Consumers’ approach toward payments has changed in recent years. First, many Americans have ditched the dollar in favor of credit, debit, and online transactions. It led to the rise of countertop Point-of-Sale (POS) systems, allowing businesses to accept debit and credit payments.
But the prevalence of smartphone use has put focus on a specific transaction method: mobile payment.
Milking the Mobile Money
In other parts of the world, especially China, mobile payment adoption is moving full steam ahead. The Business Insider Intelligence’s Mobile Payments Report predicts that in-store mobile payments in the US will grow up to $128 billion in 2021 at a 40 percent compound annual growth rate (CAGR).
Mobile money does contribute to the slowdown of cash payments, according to the CNBC report. U.S. Bank surveyed over 2,000 people and found that 50 percent carry cash with them less than half the time whenever they go out. And 76 percent only bring less than $50 for small emergency purchases.
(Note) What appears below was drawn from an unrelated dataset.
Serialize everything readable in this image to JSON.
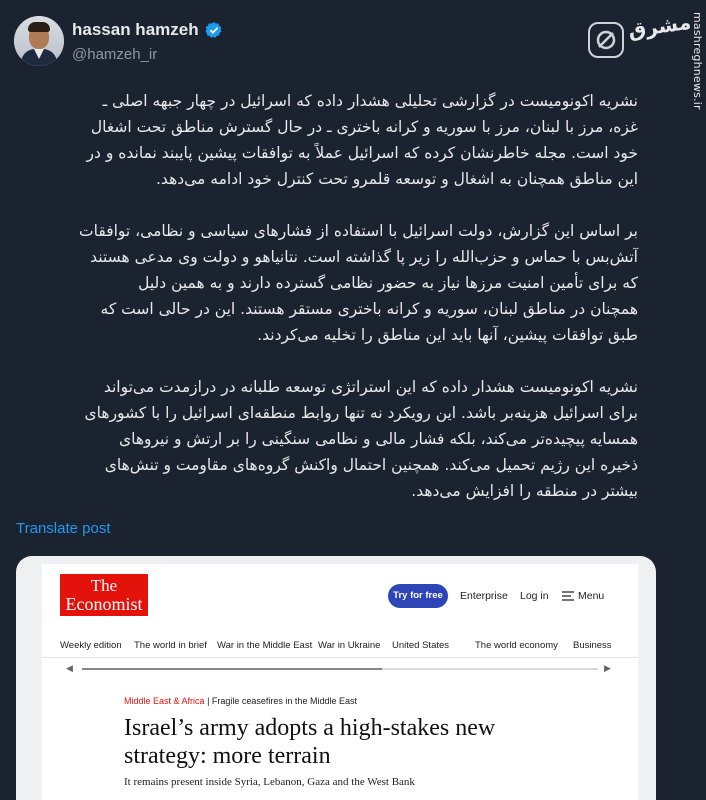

The Vibes 2019 US Mobile Consumer report revealed that 28 percent of smartphone users are already using a mobile wallet of some sort, higher than 2018’s 22 percent. Also, 20 percent expressed their interest in digital wallets, suggesting the projected rise of this payment method.
Although the US has yet to fully embrace this method, businesses have plenty of reasons to adopt mobile transactions as early as now. Mobile payment systems allow them to incorporate incentive and loyalty programs. These setups help customers to keep track of their points, purchases, and rewards, which can encourage more purchase.
Mobile transaction systems also enable businesses to easily monitor and understand the purchasing behavior of customers. This can strengthen a brand’s personalization efforts for marketing.
But the rise of digital payments doesn’t mean businesses should forgo cash transactions entirely. The point is to be where the customers are. And while mobile transaction is slowly gaining traction, bills and coins remain relevant in people’s purchasing activities.
Green is Still In
Consumers use different payment methods depending on their location, the item they’re buying, and the retailer. For instance, 41 percent of internet users would rather swipe their credit cards when buying from online-only sellers. But only 24 percent paid via credit at convenience stores because cash seemed like the more logical option.
What this means is that businesses should tailor their transaction options according to the market, business type, and products. Another trick is to look for a flexible software or device that allows them to accept a variety of payment methods, such as merchant accounts. Providers like Merchant Card Advisors offer systems that support online, mobile, and in-person payments.
Most merchant services support various credit card networks, fund transfers, and mobile wallets, and come with a POS terminal as well. So, you can cater to both cash and digital wallet users.
Ultimately, integrate your payment system with your overall marketing strategy. For example, accepting mobile transactions is the logical move if you’re planning to target the smartphone-dependent market. This can mean partnering with different digital wallets or creating your own mobile app. But if you’re only starting to digitize your sale, prioritizing online credit card transactions is a smart move. According to ING Bank, 45 percent of online transactions are still made via credit cards.
Study your market carefully and plot payment methods to serve your customers well. Convenience, and data security, is key to attracting mobile-savvy buyers.